What are you hoping from the G8 this year in terms of pledges in the fight against AIDS?
Poverty often leads women into risky situations, said Sharma
We have been encouraged by Angela Merkel's decision to put HIV/AIDS on the G8 agenda this year and she has also made a point of highlighting the feminization of AIDS. This is a new step as it brings women into the debate. Women bear much of the brunt of HIV/AIDS around the world.
Firstly, women and girls are the fastest growing group of people living with the disease. Nearly 50 percent of adults affected globally are now women. The stigma attached to an HIV woman could lead to her being thrown out of her home or driven from her village and in some cases denied medical treatment.
Secondly, women are the principle care givers for sick family members, meaning that they are increasingly taken out of work or education to do this. Thirdly, women are the most likely victims of sexual violence.
So while we will be hoping that sustainable and viable financial action plans are put into place, we will also be hoping for support in the fight against gender inequality and the multiple discriminations faced by women. Addressing the human rights implications of HIV and violence against women requires action at all levels so we would be looking for policy reforms, community education and the promotion of behavioral change.
Also, HIV/AIDS is intrinsically linked with poverty so increased efforts in debt cancellation and climate change, which will hit Africa first and hardest if something isn’t done soon, will help to reduce the causes of the disease.
Is the G8 focusing on the right kind of support, aid and education or is it just throwing money at the problem in the hope that they can solve it by financial means?
For a start, if they were throwing money at HIV/AIDS projects then we wouldn’t be one to complain. The fact is, like I said previously, that the level of financial commitment is way below the yearly targets set at Gleneagles.

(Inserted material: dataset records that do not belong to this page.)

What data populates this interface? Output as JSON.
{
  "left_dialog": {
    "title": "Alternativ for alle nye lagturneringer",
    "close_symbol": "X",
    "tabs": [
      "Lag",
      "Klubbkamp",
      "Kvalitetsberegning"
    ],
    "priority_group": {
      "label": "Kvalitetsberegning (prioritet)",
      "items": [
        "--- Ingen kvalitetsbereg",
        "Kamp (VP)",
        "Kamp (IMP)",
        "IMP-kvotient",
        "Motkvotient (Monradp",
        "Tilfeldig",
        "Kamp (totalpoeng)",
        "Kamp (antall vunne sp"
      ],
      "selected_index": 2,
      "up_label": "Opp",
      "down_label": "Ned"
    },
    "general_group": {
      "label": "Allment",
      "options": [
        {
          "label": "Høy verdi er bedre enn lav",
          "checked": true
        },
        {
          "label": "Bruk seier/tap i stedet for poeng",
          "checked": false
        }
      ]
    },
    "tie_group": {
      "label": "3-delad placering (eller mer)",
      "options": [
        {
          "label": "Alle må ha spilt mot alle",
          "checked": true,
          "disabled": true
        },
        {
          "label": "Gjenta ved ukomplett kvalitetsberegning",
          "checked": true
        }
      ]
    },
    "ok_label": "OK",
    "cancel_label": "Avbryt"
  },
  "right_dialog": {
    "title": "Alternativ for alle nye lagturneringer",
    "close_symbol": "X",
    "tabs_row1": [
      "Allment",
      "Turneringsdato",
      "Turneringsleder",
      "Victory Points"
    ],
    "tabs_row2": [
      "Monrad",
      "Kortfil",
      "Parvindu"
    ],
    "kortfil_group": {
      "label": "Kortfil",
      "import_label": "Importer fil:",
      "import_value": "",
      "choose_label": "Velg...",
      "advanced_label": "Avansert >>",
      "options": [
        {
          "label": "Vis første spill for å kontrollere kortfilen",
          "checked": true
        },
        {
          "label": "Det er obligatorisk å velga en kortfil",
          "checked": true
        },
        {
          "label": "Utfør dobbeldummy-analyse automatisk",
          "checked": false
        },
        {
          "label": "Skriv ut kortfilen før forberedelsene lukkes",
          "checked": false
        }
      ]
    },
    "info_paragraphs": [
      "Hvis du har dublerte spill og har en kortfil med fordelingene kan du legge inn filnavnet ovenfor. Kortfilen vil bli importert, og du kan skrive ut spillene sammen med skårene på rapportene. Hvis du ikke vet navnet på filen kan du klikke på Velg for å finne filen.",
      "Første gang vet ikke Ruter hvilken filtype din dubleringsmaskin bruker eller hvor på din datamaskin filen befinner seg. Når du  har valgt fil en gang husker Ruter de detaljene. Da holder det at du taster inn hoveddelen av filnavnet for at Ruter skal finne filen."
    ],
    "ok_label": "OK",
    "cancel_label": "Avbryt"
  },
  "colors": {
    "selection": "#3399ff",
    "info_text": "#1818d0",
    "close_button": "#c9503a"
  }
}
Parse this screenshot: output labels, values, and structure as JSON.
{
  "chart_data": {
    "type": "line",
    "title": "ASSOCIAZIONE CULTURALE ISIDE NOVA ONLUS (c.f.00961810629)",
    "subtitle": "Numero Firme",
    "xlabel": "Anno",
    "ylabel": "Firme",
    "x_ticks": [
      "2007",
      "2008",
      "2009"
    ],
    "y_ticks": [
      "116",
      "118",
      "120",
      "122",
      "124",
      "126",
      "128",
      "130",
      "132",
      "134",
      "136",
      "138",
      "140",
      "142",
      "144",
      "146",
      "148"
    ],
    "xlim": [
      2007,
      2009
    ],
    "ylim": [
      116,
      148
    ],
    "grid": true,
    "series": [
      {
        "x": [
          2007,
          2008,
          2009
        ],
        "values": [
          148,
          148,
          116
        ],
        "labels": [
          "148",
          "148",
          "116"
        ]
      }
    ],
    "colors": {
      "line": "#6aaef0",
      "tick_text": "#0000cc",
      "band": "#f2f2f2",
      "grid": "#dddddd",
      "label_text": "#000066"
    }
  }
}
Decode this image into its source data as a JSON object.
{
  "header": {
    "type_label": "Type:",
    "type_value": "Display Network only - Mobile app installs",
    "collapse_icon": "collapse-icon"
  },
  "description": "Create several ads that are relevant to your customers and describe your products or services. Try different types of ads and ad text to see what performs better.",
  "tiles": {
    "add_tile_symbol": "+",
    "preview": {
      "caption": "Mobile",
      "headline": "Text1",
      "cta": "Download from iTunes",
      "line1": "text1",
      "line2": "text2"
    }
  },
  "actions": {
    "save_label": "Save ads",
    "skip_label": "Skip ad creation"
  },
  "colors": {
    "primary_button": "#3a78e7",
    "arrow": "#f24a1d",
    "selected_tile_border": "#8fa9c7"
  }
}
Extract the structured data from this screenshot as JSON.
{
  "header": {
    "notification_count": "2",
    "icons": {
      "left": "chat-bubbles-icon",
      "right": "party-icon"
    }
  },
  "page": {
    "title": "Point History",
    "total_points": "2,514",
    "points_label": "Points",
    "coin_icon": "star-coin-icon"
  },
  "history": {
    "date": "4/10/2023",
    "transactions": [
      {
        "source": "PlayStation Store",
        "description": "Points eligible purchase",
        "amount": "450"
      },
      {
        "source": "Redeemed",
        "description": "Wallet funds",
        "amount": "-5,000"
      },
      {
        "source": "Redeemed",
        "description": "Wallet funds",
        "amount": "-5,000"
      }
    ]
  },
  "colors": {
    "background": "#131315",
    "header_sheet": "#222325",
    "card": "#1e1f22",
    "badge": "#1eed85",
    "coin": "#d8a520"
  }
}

While some countries, the UK in particular, have increased their funding, albeit below the recommended level, others remain stagnant and some, specifically Italy, have actually reduced their commitment. So more money would not be a problem.
What is needed however is for governments to tackle the wider issues such as poverty, the fundamental right to food, people’s right to education and the right to health care.
Poverty and lack of food can lead women in particular into risky situations such as transactional sex in an attempt to earn money to support the family. Education is the most powerful tool in helping people out of poverty and good basic education is one of the most efficient and cost-effective means of preventing HIV infection.
There should also be a concerted effort to increase the standard and the reach of health care systems.
Given the few accomplished goals arising from the last set of promises, how hopeful are you that the G8 will do more than just talk this time?
The time for talk is over. It is time for action. Time is running out. Any further delay in meeting the targets set for universal access to retroviral drugs will result in millions of deaths, millions of new infections and catastrophic economic consequences for the poorest nations.
It is time for the world’s leaders to stop using HIV/AIDS commitment statements at these summits as a means of appeasement. These grand gestures can no longer be used to cover up the fact that world leaders are fiddling while Rome burns. AIDS is a global emergency and the lack of an adequate response is a catastrophe in itself.
Aditi Sharma is the international HIV/AIDS campaign coordinator for Action Aid, an international health, education and human rights organization based in Johannesburg.